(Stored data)
++++++++++
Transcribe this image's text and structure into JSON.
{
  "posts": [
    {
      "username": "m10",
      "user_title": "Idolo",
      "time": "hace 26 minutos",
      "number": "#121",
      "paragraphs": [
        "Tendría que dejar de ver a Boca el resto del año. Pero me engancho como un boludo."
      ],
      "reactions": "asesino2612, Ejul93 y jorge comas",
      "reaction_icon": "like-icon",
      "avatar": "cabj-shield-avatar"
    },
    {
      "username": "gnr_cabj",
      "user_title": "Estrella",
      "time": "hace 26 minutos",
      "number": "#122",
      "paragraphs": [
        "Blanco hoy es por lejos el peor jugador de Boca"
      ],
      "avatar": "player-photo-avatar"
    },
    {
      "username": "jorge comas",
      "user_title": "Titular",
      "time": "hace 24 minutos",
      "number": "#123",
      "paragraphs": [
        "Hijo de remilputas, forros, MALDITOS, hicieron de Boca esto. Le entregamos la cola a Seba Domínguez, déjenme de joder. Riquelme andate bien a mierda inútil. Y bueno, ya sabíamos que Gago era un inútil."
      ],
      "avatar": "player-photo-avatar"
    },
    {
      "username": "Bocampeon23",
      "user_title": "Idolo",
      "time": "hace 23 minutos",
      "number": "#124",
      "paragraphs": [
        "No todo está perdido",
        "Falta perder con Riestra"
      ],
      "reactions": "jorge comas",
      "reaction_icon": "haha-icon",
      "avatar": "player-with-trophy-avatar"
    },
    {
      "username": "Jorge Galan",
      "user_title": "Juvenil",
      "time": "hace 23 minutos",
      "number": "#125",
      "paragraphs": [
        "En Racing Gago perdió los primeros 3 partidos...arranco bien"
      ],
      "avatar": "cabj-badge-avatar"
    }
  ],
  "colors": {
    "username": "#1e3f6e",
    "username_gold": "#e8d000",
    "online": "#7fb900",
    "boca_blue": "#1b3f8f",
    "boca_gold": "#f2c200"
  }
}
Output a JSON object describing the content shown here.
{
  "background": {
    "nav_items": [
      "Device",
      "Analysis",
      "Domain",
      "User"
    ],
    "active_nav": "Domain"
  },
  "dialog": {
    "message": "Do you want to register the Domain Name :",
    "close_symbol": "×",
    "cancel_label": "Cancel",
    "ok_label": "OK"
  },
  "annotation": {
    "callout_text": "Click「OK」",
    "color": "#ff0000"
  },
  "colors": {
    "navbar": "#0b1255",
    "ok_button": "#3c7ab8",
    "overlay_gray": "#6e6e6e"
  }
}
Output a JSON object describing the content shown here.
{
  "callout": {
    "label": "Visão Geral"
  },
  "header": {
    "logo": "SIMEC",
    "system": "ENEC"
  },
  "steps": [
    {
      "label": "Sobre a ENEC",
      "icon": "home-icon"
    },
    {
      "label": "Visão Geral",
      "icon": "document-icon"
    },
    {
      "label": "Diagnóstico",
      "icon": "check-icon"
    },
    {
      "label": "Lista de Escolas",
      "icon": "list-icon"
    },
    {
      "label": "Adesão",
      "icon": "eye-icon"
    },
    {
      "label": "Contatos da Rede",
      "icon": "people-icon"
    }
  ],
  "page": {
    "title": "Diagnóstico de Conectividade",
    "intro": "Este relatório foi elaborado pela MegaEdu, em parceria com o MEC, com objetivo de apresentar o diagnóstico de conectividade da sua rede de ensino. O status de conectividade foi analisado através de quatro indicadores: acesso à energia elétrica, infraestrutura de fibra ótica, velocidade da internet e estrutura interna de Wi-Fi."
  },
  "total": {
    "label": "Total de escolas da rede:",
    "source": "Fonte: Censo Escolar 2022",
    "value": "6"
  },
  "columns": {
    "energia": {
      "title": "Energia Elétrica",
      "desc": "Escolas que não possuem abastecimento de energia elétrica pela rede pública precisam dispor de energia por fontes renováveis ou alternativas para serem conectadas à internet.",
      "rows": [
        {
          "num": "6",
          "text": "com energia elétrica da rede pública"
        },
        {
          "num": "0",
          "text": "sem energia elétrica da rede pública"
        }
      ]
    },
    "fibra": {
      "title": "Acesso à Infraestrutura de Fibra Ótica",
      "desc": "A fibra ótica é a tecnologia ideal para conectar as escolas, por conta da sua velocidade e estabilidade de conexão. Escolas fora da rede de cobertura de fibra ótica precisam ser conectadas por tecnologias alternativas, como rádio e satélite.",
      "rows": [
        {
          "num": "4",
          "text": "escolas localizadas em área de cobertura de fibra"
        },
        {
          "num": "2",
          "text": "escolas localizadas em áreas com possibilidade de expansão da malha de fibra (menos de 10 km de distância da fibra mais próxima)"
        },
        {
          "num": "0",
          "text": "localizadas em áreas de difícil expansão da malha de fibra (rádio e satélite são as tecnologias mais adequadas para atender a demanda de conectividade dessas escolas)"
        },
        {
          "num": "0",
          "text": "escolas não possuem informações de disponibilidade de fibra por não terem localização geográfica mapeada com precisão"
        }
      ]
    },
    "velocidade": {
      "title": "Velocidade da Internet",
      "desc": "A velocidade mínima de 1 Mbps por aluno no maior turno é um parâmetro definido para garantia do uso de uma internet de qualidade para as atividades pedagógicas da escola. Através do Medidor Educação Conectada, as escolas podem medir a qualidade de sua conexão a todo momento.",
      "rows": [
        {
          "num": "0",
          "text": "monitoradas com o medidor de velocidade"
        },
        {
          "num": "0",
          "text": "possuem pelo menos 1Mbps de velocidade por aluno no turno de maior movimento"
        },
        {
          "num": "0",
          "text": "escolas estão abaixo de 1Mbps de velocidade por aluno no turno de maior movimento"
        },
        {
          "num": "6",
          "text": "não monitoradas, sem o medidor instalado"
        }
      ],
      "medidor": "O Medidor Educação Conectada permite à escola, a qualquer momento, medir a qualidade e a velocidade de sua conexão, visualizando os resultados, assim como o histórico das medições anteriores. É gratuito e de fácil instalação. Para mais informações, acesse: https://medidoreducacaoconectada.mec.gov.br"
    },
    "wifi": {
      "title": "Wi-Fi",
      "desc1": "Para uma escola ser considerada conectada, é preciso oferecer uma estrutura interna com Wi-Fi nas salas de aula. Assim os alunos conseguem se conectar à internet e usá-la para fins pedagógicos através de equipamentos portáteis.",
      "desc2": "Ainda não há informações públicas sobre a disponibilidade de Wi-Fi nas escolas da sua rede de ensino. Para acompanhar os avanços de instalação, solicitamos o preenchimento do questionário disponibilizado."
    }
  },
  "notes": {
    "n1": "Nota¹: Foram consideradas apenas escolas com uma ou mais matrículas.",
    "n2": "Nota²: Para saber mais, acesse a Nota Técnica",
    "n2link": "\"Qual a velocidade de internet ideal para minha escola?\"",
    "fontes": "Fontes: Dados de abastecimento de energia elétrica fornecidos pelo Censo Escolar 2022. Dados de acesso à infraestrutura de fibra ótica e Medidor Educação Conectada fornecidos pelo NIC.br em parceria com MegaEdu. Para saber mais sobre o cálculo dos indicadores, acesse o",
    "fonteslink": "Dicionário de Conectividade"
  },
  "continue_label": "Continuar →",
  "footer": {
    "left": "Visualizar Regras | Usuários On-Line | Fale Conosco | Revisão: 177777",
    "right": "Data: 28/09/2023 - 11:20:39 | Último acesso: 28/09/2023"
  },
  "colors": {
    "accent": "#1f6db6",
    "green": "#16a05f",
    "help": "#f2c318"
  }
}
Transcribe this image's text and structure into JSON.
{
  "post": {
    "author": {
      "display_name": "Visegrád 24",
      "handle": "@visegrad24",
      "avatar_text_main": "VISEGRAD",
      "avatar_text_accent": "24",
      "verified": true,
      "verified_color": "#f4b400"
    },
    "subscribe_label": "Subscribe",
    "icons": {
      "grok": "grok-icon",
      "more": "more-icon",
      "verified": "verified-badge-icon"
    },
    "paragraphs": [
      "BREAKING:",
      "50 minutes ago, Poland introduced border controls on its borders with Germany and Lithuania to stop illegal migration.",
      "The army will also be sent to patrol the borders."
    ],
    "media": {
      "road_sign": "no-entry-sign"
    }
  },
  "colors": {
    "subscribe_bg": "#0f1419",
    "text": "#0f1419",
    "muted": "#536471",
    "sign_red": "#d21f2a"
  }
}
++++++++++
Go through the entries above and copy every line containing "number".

      "number": "#121",
      "number": "#122",
      "number": "#123",
      "number": "#124",
      "number": "#125",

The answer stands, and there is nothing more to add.